A multitude of journalists have finally come out publicly against SOPA, the bill sponsored by Lamar Smith (R-Texas) that fights so-called "rogue" websites that traffic in copyrighted software and counterfeit goods. Wednesday the American Newspaper Editors Association joined online rights groups, consumer groups, and tech companies in opposition of SOPA (and the Senate bill Protect IP) by sending Congress a letter to ask that it stop the bill.
Here is what the group wrote to congress: "Our members use the Internet in ways that could be construed to violate SOPA, and that’s not acceptable. Whether utilizing content contributed by third parties, stepping outside the direct reporter-source interaction to acquire and use information from Web sites around the world, or augmenting our stories through the use of multimedia previously unavailable to print-only publications, ASNE members continue to change the way news is presented.

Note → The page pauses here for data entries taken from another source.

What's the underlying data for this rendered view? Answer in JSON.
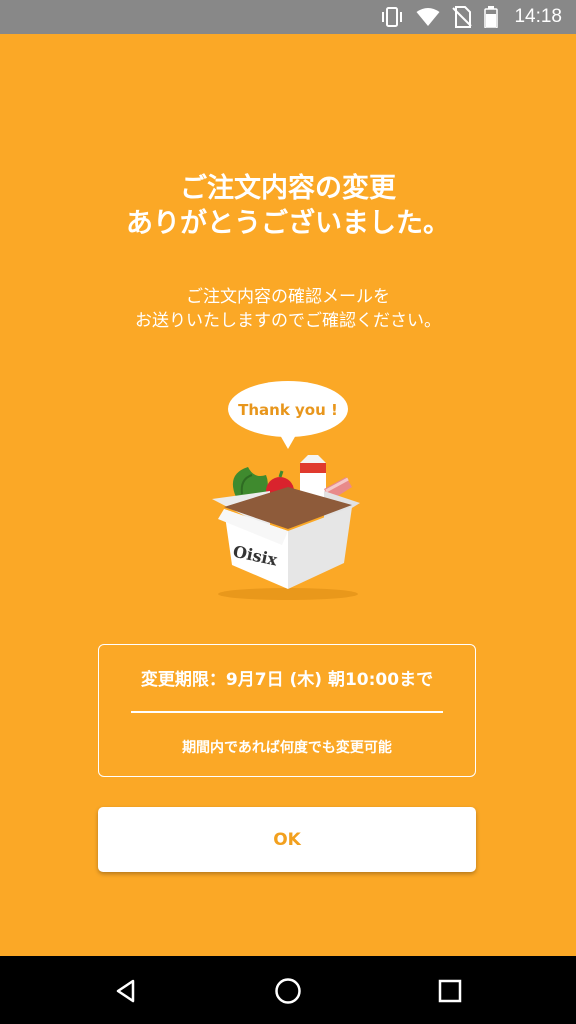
{
  "status_bar": {
    "time": "14:18",
    "icons": [
      "vibrate-icon",
      "wifi-icon",
      "no-sim-icon",
      "battery-icon"
    ]
  },
  "confirmation": {
    "title_line1": "ご注文内容の変更",
    "title_line2": "ありがとうございました。",
    "message_line1": "ご注文内容の確認メールを",
    "message_line2": "お送りいたしますのでご確認ください。"
  },
  "illustration": {
    "speech_bubble_text": "Thank you !",
    "box_logo": "Oisix"
  },
  "info_box": {
    "deadline": "変更期限：9月7日 (木) 朝10:00まで",
    "note": "期間内であれば何度でも変更可能"
  },
  "ok_button_label": "OK",
  "colors": {
    "background": "#FBA826",
    "status_bar": "#888888",
    "button_text": "#F2A01E",
    "nav_bar": "#000000"
  },
  "nav_bar": {
    "icons": [
      "back-icon",
      "home-icon",
      "recents-icon"
    ]
  }
}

We fear that SOPA will restrict our ability to engage in these activities and stifle our capacity to innovate when we most sorely need the freedom to do so."
The group was not specific about what it thought SOPA would consider copyright infringement on news sites.. Dan Gillmor, a professor of digital media entrepreneurship at Arizona State University, posted the ASNE letter on his Google+ page Wednesday, along with the comment:
"Finally, journalists see the threat from SOPA and . . . this runaway train."
Source: Washington Post